  • Kevin Darley, 56, Yorks. Professional jockey for 30 years, was crowned champion Flat jockey in 2000
  • Tom Alden, 25, Norwich. A qualified riding instructor, Tom has served in the Household Cavalry mounted regiment since 2013 and has competed in dressage for many years.
  • Rosie Bathurst, 24, Cirencester. A freelance publicist, ski instructor and eventer.
  • Chips Broughton, 43, Suffolk. Just retired from the army, he has extensive experience starting and working with racehorses in the UK, US and New Zealand.
  • Sian Dyson, 35, Wiltshire.

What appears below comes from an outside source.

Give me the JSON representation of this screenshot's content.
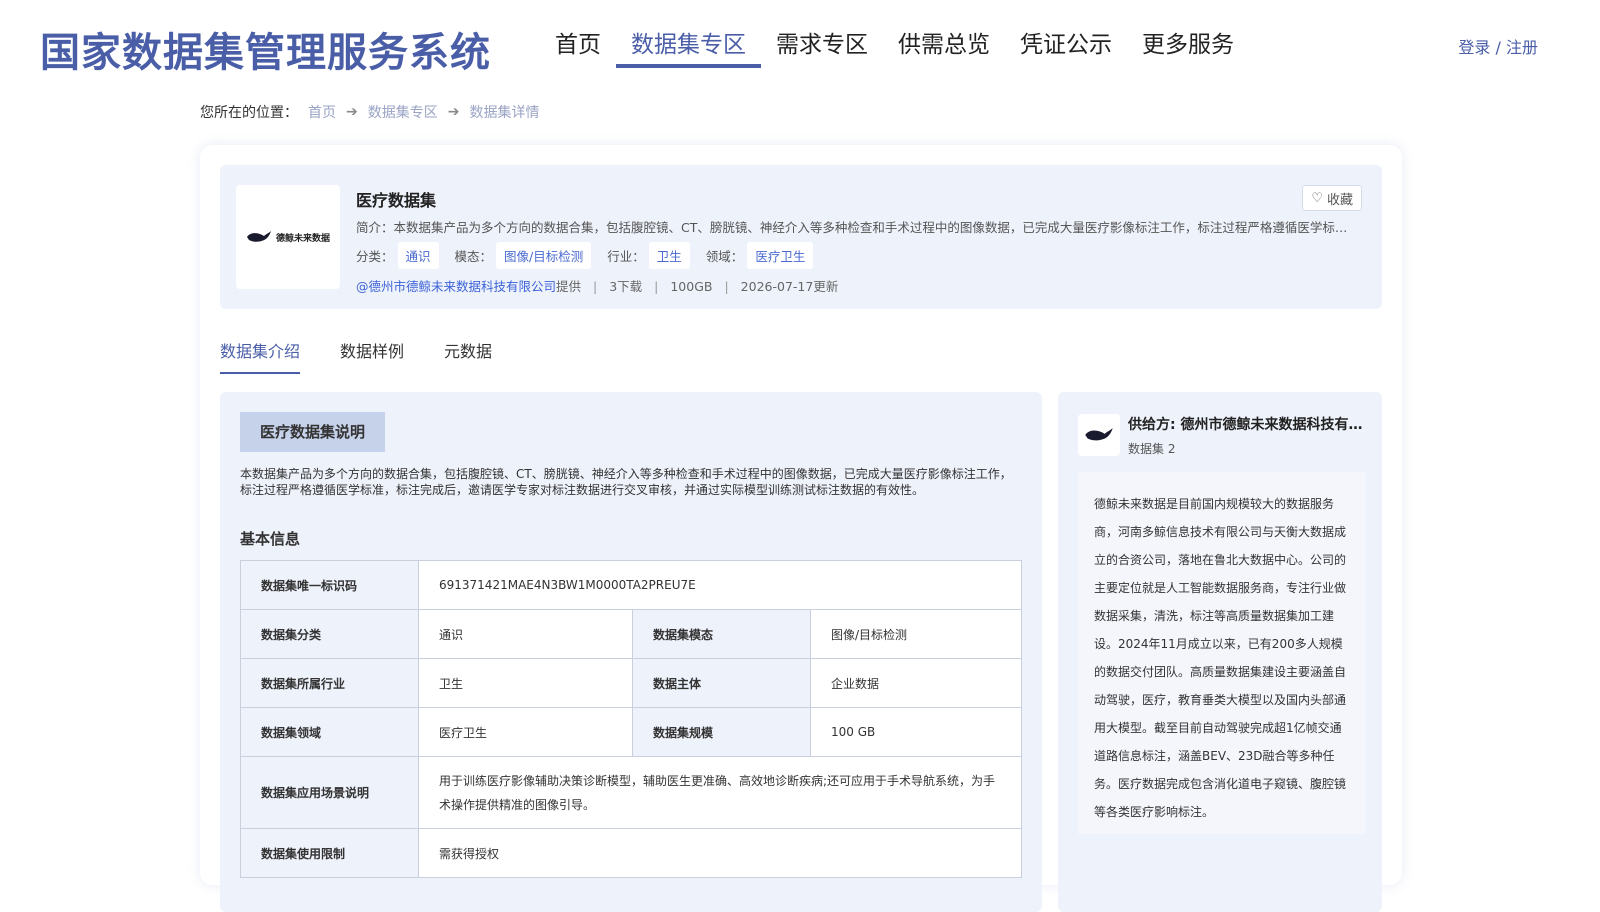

Crewed on the 2014 Mongol Derby, competed in 2015 but became unwell and had to retire. Is hoping to return to complete “unfinished business” this year.
  • James Harbord, 27, Wiltshire. A member of the Household Cavalry, James joined the Army post-university.
  • Alexandra Hardham, 27, London. Works and lives in London now, but grew up on a sheep farm.
  • Tatiana Mountbatten, 26, London. Professional dressage rider.
  • Alice Newling, 28, Wisbech, Cambs. Eventer and recent graduate of Kingston University.
  • Venetia Phillips, 28, Herts. Works and breeds safari horses in Kenya.
  • David Redvers, 46, Hartpury. A leading bloodstock agent, David is the racing and bloodstock adviser to Qatar Racing and Qatar Bloodstock and the manager of Tweenhills Farm and Stud in Gloucestershire.
  • Edward Sampson, 34, New Forest. Edward learnt to ride on an Exmoor called “Fat Pony” and spent 18 years in the Army.
  • Anthony Strange, 22, Cumbria. A junior instructor with the Household Cavalry, Anthony began riding as a child at Cumbrian Heavy Horses.
  • Urbain Tego Tagne, 27. A member of the Household Cavalry, Urbain completed three degrees at Universities in Cameroon and the UK and had never been on a horse before he joined the army.